Supplied information:
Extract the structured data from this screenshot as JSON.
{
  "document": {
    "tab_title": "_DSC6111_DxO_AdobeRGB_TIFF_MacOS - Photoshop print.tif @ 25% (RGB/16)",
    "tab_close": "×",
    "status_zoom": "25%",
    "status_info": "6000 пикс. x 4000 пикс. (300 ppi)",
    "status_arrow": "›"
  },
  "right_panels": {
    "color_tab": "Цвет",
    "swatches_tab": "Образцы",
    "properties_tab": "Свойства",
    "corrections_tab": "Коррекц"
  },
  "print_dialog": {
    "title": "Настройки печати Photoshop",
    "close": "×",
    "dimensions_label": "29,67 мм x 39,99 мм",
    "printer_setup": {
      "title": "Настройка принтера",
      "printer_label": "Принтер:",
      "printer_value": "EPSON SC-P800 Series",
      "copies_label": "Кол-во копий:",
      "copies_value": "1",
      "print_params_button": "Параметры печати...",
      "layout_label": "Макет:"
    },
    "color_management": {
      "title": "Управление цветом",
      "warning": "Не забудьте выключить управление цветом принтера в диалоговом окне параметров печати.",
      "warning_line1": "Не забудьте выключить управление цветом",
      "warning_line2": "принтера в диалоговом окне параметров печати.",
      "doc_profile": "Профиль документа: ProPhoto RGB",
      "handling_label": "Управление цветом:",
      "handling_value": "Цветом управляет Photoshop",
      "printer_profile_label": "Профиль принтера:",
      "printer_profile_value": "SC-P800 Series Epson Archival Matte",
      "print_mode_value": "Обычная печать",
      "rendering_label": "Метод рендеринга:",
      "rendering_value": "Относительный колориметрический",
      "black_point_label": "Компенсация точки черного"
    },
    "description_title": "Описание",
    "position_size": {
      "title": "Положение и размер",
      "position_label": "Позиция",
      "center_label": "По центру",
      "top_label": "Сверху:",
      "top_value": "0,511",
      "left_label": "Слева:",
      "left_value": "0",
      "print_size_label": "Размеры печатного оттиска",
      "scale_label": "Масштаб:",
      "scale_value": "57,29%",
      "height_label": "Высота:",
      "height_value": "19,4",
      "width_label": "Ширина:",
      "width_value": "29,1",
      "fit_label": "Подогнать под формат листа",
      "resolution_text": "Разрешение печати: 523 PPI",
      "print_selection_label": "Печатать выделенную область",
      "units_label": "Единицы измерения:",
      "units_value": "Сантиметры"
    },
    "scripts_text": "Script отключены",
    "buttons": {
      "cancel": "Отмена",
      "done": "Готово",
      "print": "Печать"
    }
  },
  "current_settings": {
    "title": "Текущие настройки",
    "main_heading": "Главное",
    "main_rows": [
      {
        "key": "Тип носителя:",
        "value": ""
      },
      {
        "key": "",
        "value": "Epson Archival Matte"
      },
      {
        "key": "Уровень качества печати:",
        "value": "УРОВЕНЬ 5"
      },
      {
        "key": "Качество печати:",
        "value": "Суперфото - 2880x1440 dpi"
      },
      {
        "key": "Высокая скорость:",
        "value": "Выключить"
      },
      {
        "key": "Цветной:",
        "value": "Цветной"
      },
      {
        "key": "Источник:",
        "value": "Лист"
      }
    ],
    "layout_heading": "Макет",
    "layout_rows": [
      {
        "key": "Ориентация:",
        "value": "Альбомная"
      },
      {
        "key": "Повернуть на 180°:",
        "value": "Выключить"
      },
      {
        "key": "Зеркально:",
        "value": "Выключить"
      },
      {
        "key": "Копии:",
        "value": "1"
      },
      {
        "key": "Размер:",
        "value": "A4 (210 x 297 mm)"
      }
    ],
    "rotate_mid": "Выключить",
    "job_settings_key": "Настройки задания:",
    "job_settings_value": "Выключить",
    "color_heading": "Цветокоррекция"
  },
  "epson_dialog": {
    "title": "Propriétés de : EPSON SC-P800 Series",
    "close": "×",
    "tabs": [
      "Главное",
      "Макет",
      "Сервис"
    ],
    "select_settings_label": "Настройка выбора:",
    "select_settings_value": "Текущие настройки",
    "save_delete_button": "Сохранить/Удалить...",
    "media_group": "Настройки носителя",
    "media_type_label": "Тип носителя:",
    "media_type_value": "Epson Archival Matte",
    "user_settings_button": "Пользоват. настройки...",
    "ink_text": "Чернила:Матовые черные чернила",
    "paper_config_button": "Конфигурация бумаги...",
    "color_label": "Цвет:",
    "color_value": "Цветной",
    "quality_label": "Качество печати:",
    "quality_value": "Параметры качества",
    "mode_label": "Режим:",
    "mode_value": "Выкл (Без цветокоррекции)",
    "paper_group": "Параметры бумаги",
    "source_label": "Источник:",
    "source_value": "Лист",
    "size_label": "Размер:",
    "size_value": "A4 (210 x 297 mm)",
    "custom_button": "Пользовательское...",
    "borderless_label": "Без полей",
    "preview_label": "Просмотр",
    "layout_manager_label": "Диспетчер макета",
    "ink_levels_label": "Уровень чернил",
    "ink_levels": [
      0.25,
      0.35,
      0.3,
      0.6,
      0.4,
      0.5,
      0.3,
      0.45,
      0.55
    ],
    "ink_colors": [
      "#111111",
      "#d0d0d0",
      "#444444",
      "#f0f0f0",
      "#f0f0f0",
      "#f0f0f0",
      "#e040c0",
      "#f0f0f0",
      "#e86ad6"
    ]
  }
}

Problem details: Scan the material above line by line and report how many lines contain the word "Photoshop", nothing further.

Response to the exercise: 3